[Data records]
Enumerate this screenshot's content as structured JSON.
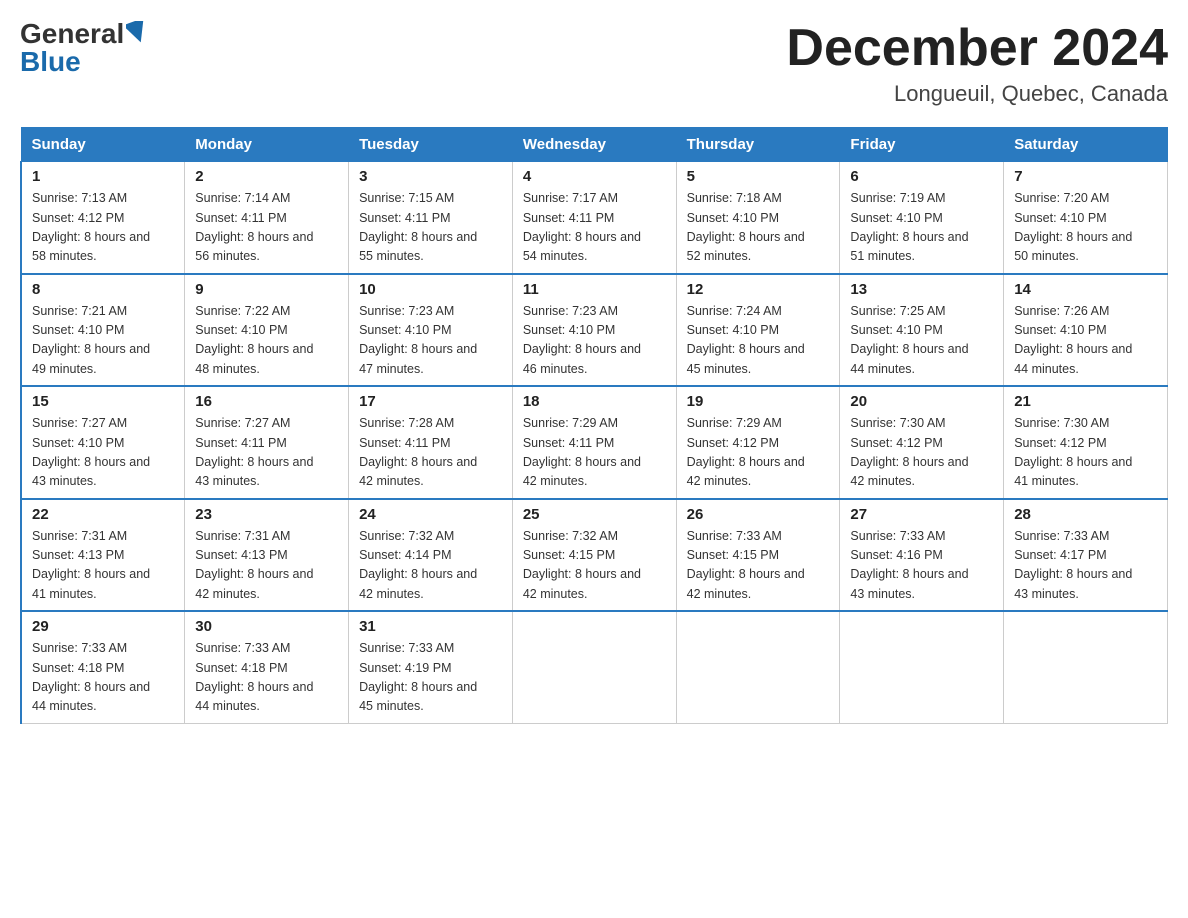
{
  "logo": {
    "general": "General",
    "blue": "Blue"
  },
  "title": "December 2024",
  "location": "Longueuil, Quebec, Canada",
  "days_of_week": [
    "Sunday",
    "Monday",
    "Tuesday",
    "Wednesday",
    "Thursday",
    "Friday",
    "Saturday"
  ],
  "weeks": [
    [
      {
        "day": "1",
        "sunrise": "7:13 AM",
        "sunset": "4:12 PM",
        "daylight": "8 hours and 58 minutes."
      },
      {
        "day": "2",
        "sunrise": "7:14 AM",
        "sunset": "4:11 PM",
        "daylight": "8 hours and 56 minutes."
      },
      {
        "day": "3",
        "sunrise": "7:15 AM",
        "sunset": "4:11 PM",
        "daylight": "8 hours and 55 minutes."
      },
      {
        "day": "4",
        "sunrise": "7:17 AM",
        "sunset": "4:11 PM",
        "daylight": "8 hours and 54 minutes."
      },
      {
        "day": "5",
        "sunrise": "7:18 AM",
        "sunset": "4:10 PM",
        "daylight": "8 hours and 52 minutes."
      },
      {
        "day": "6",
        "sunrise": "7:19 AM",
        "sunset": "4:10 PM",
        "daylight": "8 hours and 51 minutes."
      },
      {
        "day": "7",
        "sunrise": "7:20 AM",
        "sunset": "4:10 PM",
        "daylight": "8 hours and 50 minutes."
      }
    ],
    [
      {
        "day": "8",
        "sunrise": "7:21 AM",
        "sunset": "4:10 PM",
        "daylight": "8 hours and 49 minutes."
      },
      {
        "day": "9",
        "sunrise": "7:22 AM",
        "sunset": "4:10 PM",
        "daylight": "8 hours and 48 minutes."
      },
      {
        "day": "10",
        "sunrise": "7:23 AM",
        "sunset": "4:10 PM",
        "daylight": "8 hours and 47 minutes."
      },
      {
        "day": "11",
        "sunrise": "7:23 AM",
        "sunset": "4:10 PM",
        "daylight": "8 hours and 46 minutes."
      },
      {
        "day": "12",
        "sunrise": "7:24 AM",
        "sunset": "4:10 PM",
        "daylight": "8 hours and 45 minutes."
      },
      {
        "day": "13",
        "sunrise": "7:25 AM",
        "sunset": "4:10 PM",
        "daylight": "8 hours and 44 minutes."
      },
      {
        "day": "14",
        "sunrise": "7:26 AM",
        "sunset": "4:10 PM",
        "daylight": "8 hours and 44 minutes."
      }
    ],
    [
      {
        "day": "15",
        "sunrise": "7:27 AM",
        "sunset": "4:10 PM",
        "daylight": "8 hours and 43 minutes."
      },
      {
        "day": "16",
        "sunrise": "7:27 AM",
        "sunset": "4:11 PM",
        "daylight": "8 hours and 43 minutes."
      },
      {
        "day": "17",
        "sunrise": "7:28 AM",
        "sunset": "4:11 PM",
        "daylight": "8 hours and 42 minutes."
      },
      {
        "day": "18",
        "sunrise": "7:29 AM",
        "sunset": "4:11 PM",
        "daylight": "8 hours and 42 minutes."
      },
      {
        "day": "19",
        "sunrise": "7:29 AM",
        "sunset": "4:12 PM",
        "daylight": "8 hours and 42 minutes."
      },
      {
        "day": "20",
        "sunrise": "7:30 AM",
        "sunset": "4:12 PM",
        "daylight": "8 hours and 42 minutes."
      },
      {
        "day": "21",
        "sunrise": "7:30 AM",
        "sunset": "4:12 PM",
        "daylight": "8 hours and 41 minutes."
      }
    ],
    [
      {
        "day": "22",
        "sunrise": "7:31 AM",
        "sunset": "4:13 PM",
        "daylight": "8 hours and 41 minutes."
      },
      {
        "day": "23",
        "sunrise": "7:31 AM",
        "sunset": "4:13 PM",
        "daylight": "8 hours and 42 minutes."
      },
      {
        "day": "24",
        "sunrise": "7:32 AM",
        "sunset": "4:14 PM",
        "daylight": "8 hours and 42 minutes."
      },
      {
        "day": "25",
        "sunrise": "7:32 AM",
        "sunset": "4:15 PM",
        "daylight": "8 hours and 42 minutes."
      },
      {
        "day": "26",
        "sunrise": "7:33 AM",
        "sunset": "4:15 PM",
        "daylight": "8 hours and 42 minutes."
      },
      {
        "day": "27",
        "sunrise": "7:33 AM",
        "sunset": "4:16 PM",
        "daylight": "8 hours and 43 minutes."
      },
      {
        "day": "28",
        "sunrise": "7:33 AM",
        "sunset": "4:17 PM",
        "daylight": "8 hours and 43 minutes."
      }
    ],
    [
      {
        "day": "29",
        "sunrise": "7:33 AM",
        "sunset": "4:18 PM",
        "daylight": "8 hours and 44 minutes."
      },
      {
        "day": "30",
        "sunrise": "7:33 AM",
        "sunset": "4:18 PM",
        "daylight": "8 hours and 44 minutes."
      },
      {
        "day": "31",
        "sunrise": "7:33 AM",
        "sunset": "4:19 PM",
        "daylight": "8 hours and 45 minutes."
      },
      null,
      null,
      null,
      null
    ]
  ]
}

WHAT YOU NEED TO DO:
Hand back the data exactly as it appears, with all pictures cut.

SOLUTION:
Enumerate this screenshot's content as structured JSON.
{
  "logo": {
    "general": "General",
    "blue": "Blue"
  },
  "title": "December 2024",
  "location": "Longueuil, Quebec, Canada",
  "days_of_week": [
    "Sunday",
    "Monday",
    "Tuesday",
    "Wednesday",
    "Thursday",
    "Friday",
    "Saturday"
  ],
  "weeks": [
    [
      {
        "day": "1",
        "sunrise": "7:13 AM",
        "sunset": "4:12 PM",
        "daylight": "8 hours and 58 minutes."
      },
      {
        "day": "2",
        "sunrise": "7:14 AM",
        "sunset": "4:11 PM",
        "daylight": "8 hours and 56 minutes."
      },
      {
        "day": "3",
        "sunrise": "7:15 AM",
        "sunset": "4:11 PM",
        "daylight": "8 hours and 55 minutes."
      },
      {
        "day": "4",
        "sunrise": "7:17 AM",
        "sunset": "4:11 PM",
        "daylight": "8 hours and 54 minutes."
      },
      {
        "day": "5",
        "sunrise": "7:18 AM",
        "sunset": "4:10 PM",
        "daylight": "8 hours and 52 minutes."
      },
      {
        "day": "6",
        "sunrise": "7:19 AM",
        "sunset": "4:10 PM",
        "daylight": "8 hours and 51 minutes."
      },
      {
        "day": "7",
        "sunrise": "7:20 AM",
        "sunset": "4:10 PM",
        "daylight": "8 hours and 50 minutes."
      }
    ],
    [
      {
        "day": "8",
        "sunrise": "7:21 AM",
        "sunset": "4:10 PM",
        "daylight": "8 hours and 49 minutes."
      },
      {
        "day": "9",
        "sunrise": "7:22 AM",
        "sunset": "4:10 PM",
        "daylight": "8 hours and 48 minutes."
      },
      {
        "day": "10",
        "sunrise": "7:23 AM",
        "sunset": "4:10 PM",
        "daylight": "8 hours and 47 minutes."
      },
      {
        "day": "11",
        "sunrise": "7:23 AM",
        "sunset": "4:10 PM",
        "daylight": "8 hours and 46 minutes."
      },
      {
        "day": "12",
        "sunrise": "7:24 AM",
        "sunset": "4:10 PM",
        "daylight": "8 hours and 45 minutes."
      },
      {
        "day": "13",
        "sunrise": "7:25 AM",
        "sunset": "4:10 PM",
        "daylight": "8 hours and 44 minutes."
      },
      {
        "day": "14",
        "sunrise": "7:26 AM",
        "sunset": "4:10 PM",
        "daylight": "8 hours and 44 minutes."
      }
    ],
    [
      {
        "day": "15",
        "sunrise": "7:27 AM",
        "sunset": "4:10 PM",
        "daylight": "8 hours and 43 minutes."
      },
      {
        "day": "16",
        "sunrise": "7:27 AM",
        "sunset": "4:11 PM",
        "daylight": "8 hours and 43 minutes."
      },
      {
        "day": "17",
        "sunrise": "7:28 AM",
        "sunset": "4:11 PM",
        "daylight": "8 hours and 42 minutes."
      },
      {
        "day": "18",
        "sunrise": "7:29 AM",
        "sunset": "4:11 PM",
        "daylight": "8 hours and 42 minutes."
      },
      {
        "day": "19",
        "sunrise": "7:29 AM",
        "sunset": "4:12 PM",
        "daylight": "8 hours and 42 minutes."
      },
      {
        "day": "20",
        "sunrise": "7:30 AM",
        "sunset": "4:12 PM",
        "daylight": "8 hours and 42 minutes."
      },
      {
        "day": "21",
        "sunrise": "7:30 AM",
        "sunset": "4:12 PM",
        "daylight": "8 hours and 41 minutes."
      }
    ],
    [
      {
        "day": "22",
        "sunrise": "7:31 AM",
        "sunset": "4:13 PM",
        "daylight": "8 hours and 41 minutes."
      },
      {
        "day": "23",
        "sunrise": "7:31 AM",
        "sunset": "4:13 PM",
        "daylight": "8 hours and 42 minutes."
      },
      {
        "day": "24",
        "sunrise": "7:32 AM",
        "sunset": "4:14 PM",
        "daylight": "8 hours and 42 minutes."
      },
      {
        "day": "25",
        "sunrise": "7:32 AM",
        "sunset": "4:15 PM",
        "daylight": "8 hours and 42 minutes."
      },
      {
        "day": "26",
        "sunrise": "7:33 AM",
        "sunset": "4:15 PM",
        "daylight": "8 hours and 42 minutes."
      },
      {
        "day": "27",
        "sunrise": "7:33 AM",
        "sunset": "4:16 PM",
        "daylight": "8 hours and 43 minutes."
      },
      {
        "day": "28",
        "sunrise": "7:33 AM",
        "sunset": "4:17 PM",
        "daylight": "8 hours and 43 minutes."
      }
    ],
    [
      {
        "day": "29",
        "sunrise": "7:33 AM",
        "sunset": "4:18 PM",
        "daylight": "8 hours and 44 minutes."
      },
      {
        "day": "30",
        "sunrise": "7:33 AM",
        "sunset": "4:18 PM",
        "daylight": "8 hours and 44 minutes."
      },
      {
        "day": "31",
        "sunrise": "7:33 AM",
        "sunset": "4:19 PM",
        "daylight": "8 hours and 45 minutes."
      },
      null,
      null,
      null,
      null
    ]
  ]
}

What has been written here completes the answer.